Work instruction –
Determine the number of lines below that contain "using". Write nothing but that number.

Collection entries –
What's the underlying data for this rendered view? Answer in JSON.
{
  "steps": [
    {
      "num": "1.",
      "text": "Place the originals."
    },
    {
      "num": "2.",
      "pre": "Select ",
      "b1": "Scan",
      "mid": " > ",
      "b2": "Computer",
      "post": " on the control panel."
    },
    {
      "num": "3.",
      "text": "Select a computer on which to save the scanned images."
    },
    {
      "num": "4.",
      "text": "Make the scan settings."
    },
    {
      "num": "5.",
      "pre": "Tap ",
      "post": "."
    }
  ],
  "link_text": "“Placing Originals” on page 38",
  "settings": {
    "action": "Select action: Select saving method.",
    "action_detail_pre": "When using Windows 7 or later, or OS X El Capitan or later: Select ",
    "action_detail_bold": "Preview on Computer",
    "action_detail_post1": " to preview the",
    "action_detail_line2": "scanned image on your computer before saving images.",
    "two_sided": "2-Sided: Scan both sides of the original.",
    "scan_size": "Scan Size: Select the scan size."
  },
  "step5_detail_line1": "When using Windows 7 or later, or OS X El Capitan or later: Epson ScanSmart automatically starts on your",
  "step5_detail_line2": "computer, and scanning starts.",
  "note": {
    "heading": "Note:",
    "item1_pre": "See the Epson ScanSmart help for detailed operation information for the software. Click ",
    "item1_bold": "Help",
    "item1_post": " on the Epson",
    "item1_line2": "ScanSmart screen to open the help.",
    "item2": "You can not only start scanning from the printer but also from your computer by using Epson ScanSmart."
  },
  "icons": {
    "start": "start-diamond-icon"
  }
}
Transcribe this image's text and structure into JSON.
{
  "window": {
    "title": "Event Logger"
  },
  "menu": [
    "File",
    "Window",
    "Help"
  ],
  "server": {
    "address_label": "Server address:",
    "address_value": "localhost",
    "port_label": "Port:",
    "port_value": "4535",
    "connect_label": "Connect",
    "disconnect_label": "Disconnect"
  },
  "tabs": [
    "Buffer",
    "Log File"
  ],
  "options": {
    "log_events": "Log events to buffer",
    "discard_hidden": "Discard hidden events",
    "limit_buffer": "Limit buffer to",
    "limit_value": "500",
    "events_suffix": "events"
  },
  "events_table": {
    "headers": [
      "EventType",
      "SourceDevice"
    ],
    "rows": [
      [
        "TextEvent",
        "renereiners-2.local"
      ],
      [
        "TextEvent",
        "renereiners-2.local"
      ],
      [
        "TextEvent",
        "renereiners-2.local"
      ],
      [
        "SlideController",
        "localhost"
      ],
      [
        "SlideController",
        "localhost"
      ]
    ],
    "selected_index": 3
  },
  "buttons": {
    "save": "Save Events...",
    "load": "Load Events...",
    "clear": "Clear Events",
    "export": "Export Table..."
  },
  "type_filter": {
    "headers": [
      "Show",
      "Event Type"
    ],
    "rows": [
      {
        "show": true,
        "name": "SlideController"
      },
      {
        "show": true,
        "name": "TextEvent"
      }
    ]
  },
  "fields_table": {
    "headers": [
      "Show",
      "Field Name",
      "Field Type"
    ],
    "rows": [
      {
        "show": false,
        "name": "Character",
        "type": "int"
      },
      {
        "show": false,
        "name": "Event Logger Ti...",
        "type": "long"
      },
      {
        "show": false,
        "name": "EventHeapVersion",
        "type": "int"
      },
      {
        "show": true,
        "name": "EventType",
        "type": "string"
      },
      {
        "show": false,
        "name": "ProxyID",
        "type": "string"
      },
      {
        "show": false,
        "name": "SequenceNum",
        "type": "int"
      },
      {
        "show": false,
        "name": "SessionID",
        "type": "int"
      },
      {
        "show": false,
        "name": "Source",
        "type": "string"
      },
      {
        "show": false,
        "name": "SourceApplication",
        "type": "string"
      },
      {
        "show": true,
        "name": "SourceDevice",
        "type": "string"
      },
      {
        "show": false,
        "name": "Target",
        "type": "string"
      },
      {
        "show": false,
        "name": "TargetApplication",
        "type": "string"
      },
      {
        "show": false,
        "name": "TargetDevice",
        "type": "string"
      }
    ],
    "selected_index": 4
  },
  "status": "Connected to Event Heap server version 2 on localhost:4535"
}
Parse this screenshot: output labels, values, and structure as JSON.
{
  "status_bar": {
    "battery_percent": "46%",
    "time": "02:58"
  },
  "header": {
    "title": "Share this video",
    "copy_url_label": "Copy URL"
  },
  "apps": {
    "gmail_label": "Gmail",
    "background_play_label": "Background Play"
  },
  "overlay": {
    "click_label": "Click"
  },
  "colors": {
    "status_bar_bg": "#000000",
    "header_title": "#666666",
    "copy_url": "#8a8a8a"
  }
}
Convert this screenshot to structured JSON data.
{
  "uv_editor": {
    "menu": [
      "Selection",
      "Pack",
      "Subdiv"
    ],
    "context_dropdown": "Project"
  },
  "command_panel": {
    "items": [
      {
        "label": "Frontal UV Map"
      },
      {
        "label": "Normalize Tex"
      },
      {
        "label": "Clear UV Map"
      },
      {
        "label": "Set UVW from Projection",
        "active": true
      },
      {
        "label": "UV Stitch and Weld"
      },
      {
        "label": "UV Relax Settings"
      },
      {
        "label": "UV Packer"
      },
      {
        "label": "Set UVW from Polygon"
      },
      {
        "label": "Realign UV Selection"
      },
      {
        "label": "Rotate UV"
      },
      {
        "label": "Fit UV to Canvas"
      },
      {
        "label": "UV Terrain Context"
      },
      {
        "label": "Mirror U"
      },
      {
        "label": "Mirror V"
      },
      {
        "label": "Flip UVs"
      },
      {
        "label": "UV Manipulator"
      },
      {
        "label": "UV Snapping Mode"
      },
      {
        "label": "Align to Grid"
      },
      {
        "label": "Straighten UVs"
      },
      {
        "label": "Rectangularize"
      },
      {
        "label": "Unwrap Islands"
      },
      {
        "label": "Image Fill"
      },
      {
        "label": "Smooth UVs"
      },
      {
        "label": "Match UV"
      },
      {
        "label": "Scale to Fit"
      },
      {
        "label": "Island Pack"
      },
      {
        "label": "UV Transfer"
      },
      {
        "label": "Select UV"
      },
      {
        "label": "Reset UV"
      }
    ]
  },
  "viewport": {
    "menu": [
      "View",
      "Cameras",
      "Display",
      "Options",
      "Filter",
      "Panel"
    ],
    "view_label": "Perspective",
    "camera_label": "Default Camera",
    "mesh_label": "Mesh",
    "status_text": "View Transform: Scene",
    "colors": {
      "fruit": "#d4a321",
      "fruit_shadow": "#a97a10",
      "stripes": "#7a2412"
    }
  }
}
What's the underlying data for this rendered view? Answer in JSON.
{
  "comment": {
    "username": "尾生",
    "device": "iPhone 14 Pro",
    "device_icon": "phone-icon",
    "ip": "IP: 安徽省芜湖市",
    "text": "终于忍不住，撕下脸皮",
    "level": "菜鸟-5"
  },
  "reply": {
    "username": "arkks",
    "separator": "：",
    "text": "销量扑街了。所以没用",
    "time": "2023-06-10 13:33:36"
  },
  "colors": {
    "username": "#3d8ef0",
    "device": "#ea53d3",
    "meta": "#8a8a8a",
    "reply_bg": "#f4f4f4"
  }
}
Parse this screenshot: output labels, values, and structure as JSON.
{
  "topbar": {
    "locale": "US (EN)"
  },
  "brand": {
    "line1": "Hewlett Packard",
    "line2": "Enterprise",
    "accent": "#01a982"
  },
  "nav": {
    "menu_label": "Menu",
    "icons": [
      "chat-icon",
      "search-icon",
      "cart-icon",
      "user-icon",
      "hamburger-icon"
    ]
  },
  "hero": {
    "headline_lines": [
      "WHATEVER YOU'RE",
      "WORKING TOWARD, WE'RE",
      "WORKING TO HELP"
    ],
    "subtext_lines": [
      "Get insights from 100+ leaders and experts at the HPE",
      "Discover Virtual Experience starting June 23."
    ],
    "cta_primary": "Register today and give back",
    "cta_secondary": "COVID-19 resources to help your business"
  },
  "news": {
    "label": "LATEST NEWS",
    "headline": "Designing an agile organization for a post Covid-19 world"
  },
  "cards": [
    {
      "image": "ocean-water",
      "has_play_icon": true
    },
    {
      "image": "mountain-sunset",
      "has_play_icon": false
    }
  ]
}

Response area –
3